• EXERCISE OBJECTIVE:
Should any entry look odd, write it out exactly anyway, along with all the rest.

[[ RECORD SET, beginning ]]

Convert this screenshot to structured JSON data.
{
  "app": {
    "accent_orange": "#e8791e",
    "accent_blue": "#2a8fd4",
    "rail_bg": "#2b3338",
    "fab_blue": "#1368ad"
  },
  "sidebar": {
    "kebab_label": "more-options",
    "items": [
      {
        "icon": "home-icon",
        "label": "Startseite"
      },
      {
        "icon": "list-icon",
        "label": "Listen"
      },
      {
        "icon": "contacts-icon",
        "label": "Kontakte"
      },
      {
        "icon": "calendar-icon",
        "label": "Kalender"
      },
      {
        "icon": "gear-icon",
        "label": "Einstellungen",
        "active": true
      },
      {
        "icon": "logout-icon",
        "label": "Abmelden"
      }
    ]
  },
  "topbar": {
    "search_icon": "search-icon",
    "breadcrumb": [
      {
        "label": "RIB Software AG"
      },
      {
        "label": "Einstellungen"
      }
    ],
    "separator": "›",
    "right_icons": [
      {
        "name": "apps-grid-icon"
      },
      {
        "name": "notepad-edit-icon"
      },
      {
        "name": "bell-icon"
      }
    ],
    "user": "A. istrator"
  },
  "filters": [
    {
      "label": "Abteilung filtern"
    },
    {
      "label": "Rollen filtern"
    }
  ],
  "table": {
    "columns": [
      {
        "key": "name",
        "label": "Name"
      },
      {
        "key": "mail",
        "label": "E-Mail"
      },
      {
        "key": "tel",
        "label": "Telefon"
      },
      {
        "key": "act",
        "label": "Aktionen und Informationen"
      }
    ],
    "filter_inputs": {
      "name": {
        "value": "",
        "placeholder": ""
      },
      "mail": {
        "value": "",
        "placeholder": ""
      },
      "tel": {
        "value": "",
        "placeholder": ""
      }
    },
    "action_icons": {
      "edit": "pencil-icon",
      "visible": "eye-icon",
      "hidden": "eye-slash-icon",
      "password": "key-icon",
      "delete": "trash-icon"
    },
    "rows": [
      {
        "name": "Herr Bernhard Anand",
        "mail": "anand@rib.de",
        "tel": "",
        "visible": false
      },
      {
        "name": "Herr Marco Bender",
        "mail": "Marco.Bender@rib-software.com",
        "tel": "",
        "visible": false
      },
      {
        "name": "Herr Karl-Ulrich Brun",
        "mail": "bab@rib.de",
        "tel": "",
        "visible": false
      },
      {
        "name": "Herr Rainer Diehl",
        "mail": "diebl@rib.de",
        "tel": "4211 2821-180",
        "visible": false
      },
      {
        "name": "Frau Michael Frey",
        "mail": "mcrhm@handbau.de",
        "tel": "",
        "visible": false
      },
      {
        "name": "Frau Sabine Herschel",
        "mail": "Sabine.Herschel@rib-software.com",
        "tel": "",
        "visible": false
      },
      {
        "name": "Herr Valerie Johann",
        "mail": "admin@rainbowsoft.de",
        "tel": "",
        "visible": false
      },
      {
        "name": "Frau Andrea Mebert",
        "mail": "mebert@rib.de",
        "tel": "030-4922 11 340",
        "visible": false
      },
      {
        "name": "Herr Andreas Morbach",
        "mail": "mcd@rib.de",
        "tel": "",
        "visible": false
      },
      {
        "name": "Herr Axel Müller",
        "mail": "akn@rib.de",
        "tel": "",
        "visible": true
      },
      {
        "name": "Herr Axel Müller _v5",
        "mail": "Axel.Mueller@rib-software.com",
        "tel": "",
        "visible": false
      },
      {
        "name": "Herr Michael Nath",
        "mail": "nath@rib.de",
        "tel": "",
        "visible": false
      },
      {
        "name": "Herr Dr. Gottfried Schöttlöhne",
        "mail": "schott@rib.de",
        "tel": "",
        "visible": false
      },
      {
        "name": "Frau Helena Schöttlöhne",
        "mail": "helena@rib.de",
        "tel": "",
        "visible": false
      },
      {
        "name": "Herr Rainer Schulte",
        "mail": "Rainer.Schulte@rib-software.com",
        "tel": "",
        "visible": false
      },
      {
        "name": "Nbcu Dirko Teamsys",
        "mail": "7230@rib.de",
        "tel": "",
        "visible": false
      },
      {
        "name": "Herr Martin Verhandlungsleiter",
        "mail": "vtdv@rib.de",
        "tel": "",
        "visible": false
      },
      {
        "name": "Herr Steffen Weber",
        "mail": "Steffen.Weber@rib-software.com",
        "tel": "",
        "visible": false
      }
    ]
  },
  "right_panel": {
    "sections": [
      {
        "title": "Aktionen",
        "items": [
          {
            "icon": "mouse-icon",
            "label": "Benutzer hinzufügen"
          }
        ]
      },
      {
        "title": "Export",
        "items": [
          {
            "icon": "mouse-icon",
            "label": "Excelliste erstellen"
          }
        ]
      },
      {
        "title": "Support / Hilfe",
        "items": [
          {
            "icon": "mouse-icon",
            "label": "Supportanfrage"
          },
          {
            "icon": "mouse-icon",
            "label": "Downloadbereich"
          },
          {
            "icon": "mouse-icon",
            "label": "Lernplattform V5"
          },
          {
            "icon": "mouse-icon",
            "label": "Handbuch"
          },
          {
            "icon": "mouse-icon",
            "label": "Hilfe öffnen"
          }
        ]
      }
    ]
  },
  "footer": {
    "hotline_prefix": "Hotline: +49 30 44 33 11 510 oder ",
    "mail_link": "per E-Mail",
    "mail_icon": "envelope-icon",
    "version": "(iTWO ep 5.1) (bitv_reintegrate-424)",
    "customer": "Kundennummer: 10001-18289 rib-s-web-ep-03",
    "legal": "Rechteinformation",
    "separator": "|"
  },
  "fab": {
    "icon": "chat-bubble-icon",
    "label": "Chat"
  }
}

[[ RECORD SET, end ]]

• WORKED SOLUTION:
Convert this screenshot to structured JSON data.
{
  "app": {
    "accent_orange": "#e8791e",
    "accent_blue": "#2a8fd4",
    "rail_bg": "#2b3338",
    "fab_blue": "#1368ad"
  },
  "sidebar": {
    "kebab_label": "more-options",
    "items": [
      {
        "icon": "home-icon",
        "label": "Startseite"
      },
      {
        "icon": "list-icon",
        "label": "Listen"
      },
      {
        "icon": "contacts-icon",
        "label": "Kontakte"
      },
      {
        "icon": "calendar-icon",
        "label": "Kalender"
      },
      {
        "icon": "gear-icon",
        "label": "Einstellungen",
        "active": true
      },
      {
        "icon": "logout-icon",
        "label": "Abmelden"
      }
    ]
  },
  "topbar": {
    "search_icon": "search-icon",
    "breadcrumb": [
      {
        "label": "RIB Software AG"
      },
      {
        "label": "Einstellungen"
      }
    ],
    "separator": "›",
    "right_icons": [
      {
        "name": "apps-grid-icon"
      },
      {
        "name": "notepad-edit-icon"
      },
      {
        "name": "bell-icon"
      }
    ],
    "user": "A. istrator"
  },
  "filters": [
    {
      "label": "Abteilung filtern"
    },
    {
      "label": "Rollen filtern"
    }
  ],
  "table": {
    "columns": [
      {
        "key": "name",
        "label": "Name"
      },
      {
        "key": "mail",
        "label": "E-Mail"
      },
      {
        "key": "tel",
        "label": "Telefon"
      },
      {
        "key": "act",
        "label": "Aktionen und Informationen"
      }
    ],
    "filter_inputs": {
      "name": {
        "value": "",
        "placeholder": ""
      },
      "mail": {
        "value": "",
        "placeholder": ""
      },
      "tel": {
        "value": "",
        "placeholder": ""
      }
    },
    "action_icons": {
      "edit": "pencil-icon",
      "visible": "eye-icon",
      "hidden": "eye-slash-icon",
      "password": "key-icon",
      "delete": "trash-icon"
    },
    "rows": [
      {
        "name": "Herr Bernhard Anand",
        "mail": "anand@rib.de",
        "tel": "",
        "visible": false
      },
      {
        "name": "Herr Marco Bender",
        "mail": "Marco.Bender@rib-software.com",
        "tel": "",
        "visible": false
      },
      {
        "name": "Herr Karl-Ulrich Brun",
        "mail": "bab@rib.de",
        "tel": "",
        "visible": false
      },
      {
        "name": "Herr Rainer Diehl",
        "mail": "diebl@rib.de",
        "tel": "4211 2821-180",
        "visible": false
      },
      {
        "name": "Frau Michael Frey",
        "mail": "mcrhm@handbau.de",
        "tel": "",
        "visible": false
      },
      {
        "name": "Frau Sabine Herschel",
        "mail": "Sabine.Herschel@rib-software.com",
        "tel": "",
        "visible": false
      },
      {
        "name": "Herr Valerie Johann",
        "mail": "admin@rainbowsoft.de",
        "tel": "",
        "visible": false
      },
      {
        "name": "Frau Andrea Mebert",
        "mail": "mebert@rib.de",
        "tel": "030-4922 11 340",
        "visible": false
      },
      {
        "name": "Herr Andreas Morbach",
        "mail": "mcd@rib.de",
        "tel": "",
        "visible": false
      },
      {
        "name": "Herr Axel Müller",
        "mail": "akn@rib.de",
        "tel": "",
        "visible": true
      },
      {
        "name": "Herr Axel Müller _v5",
        "mail": "Axel.Mueller@rib-software.com",
        "tel": "",
        "visible": false
      },
      {
        "name": "Herr Michael Nath",
        "mail": "nath@rib.de",
        "tel": "",
        "visible": false
      },
      {
        "name": "Herr Dr. Gottfried Schöttlöhne",
        "mail": "schott@rib.de",
        "tel": "",
        "visible": false
      },
      {
        "name": "Frau Helena Schöttlöhne",
        "mail": "helena@rib.de",
        "tel": "",
        "visible": false
      },
      {
        "name": "Herr Rainer Schulte",
        "mail": "Rainer.Schulte@rib-software.com",
        "tel": "",
        "visible": false
      },
      {
        "name": "Nbcu Dirko Teamsys",
        "mail": "7230@rib.de",
        "tel": "",
        "visible": false
      },
      {
        "name": "Herr Martin Verhandlungsleiter",
        "mail": "vtdv@rib.de",
        "tel": "",
        "visible": false
      },
      {
        "name": "Herr Steffen Weber",
        "mail": "Steffen.Weber@rib-software.com",
        "tel": "",
        "visible": false
      }
    ]
  },
  "right_panel": {
    "sections": [
      {
        "title": "Aktionen",
        "items": [
          {
            "icon": "mouse-icon",
            "label": "Benutzer hinzufügen"
          }
        ]
      },
      {
        "title": "Export",
        "items": [
          {
            "icon": "mouse-icon",
            "label": "Excelliste erstellen"
          }
        ]
      },
      {
        "title": "Support / Hilfe",
        "items": [
          {
            "icon": "mouse-icon",
            "label": "Supportanfrage"
          },
          {
            "icon": "mouse-icon",
            "label": "Downloadbereich"
          },
          {
            "icon": "mouse-icon",
            "label": "Lernplattform V5"
          },
          {
            "icon": "mouse-icon",
            "label": "Handbuch"
          },
          {
            "icon": "mouse-icon",
            "label": "Hilfe öffnen"
          }
        ]
      }
    ]
  },
  "footer": {
    "hotline_prefix": "Hotline: +49 30 44 33 11 510 oder ",
    "mail_link": "per E-Mail",
    "mail_icon": "envelope-icon",
    "version": "(iTWO ep 5.1) (bitv_reintegrate-424)",
    "customer": "Kundennummer: 10001-18289 rib-s-web-ep-03",
    "legal": "Rechteinformation",
    "separator": "|"
  },
  "fab": {
    "icon": "chat-bubble-icon",
    "label": "Chat"
  }
}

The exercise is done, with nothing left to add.